REQUIREMENT — Set down each record exactly as written.

════

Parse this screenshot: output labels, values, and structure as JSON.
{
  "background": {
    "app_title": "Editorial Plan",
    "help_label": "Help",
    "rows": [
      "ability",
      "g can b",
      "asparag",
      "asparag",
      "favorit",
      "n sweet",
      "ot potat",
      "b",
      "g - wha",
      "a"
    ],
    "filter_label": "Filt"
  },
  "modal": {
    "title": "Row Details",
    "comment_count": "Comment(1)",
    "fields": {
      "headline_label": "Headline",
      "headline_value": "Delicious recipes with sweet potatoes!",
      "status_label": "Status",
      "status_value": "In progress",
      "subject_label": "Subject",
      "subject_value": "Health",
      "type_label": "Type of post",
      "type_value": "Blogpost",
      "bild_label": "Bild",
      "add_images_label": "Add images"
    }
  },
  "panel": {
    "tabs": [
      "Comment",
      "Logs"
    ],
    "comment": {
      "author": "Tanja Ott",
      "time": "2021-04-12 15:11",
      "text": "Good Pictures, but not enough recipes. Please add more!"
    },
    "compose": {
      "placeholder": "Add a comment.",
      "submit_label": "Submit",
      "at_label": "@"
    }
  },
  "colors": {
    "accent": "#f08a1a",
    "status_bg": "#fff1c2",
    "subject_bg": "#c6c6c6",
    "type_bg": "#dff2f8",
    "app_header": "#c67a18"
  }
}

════

EXERCISE ANSWER —
Parse this screenshot: output labels, values, and structure as JSON.
{
  "background": {
    "app_title": "Editorial Plan",
    "help_label": "Help",
    "rows": [
      "ability",
      "g can b",
      "asparag",
      "asparag",
      "favorit",
      "n sweet",
      "ot potat",
      "b",
      "g - wha",
      "a"
    ],
    "filter_label": "Filt"
  },
  "modal": {
    "title": "Row Details",
    "comment_count": "Comment(1)",
    "fields": {
      "headline_label": "Headline",
      "headline_value": "Delicious recipes with sweet potatoes!",
      "status_label": "Status",
      "status_value": "In progress",
      "subject_label": "Subject",
      "subject_value": "Health",
      "type_label": "Type of post",
      "type_value": "Blogpost",
      "bild_label": "Bild",
      "add_images_label": "Add images"
    }
  },
  "panel": {
    "tabs": [
      "Comment",
      "Logs"
    ],
    "comment": {
      "author": "Tanja Ott",
      "time": "2021-04-12 15:11",
      "text": "Good Pictures, but not enough recipes. Please add more!"
    },
    "compose": {
      "placeholder": "Add a comment.",
      "submit_label": "Submit",
      "at_label": "@"
    }
  },
  "colors": {
    "accent": "#f08a1a",
    "status_bg": "#fff1c2",
    "subject_bg": "#c6c6c6",
    "type_bg": "#dff2f8",
    "app_header": "#c67a18"
  }
}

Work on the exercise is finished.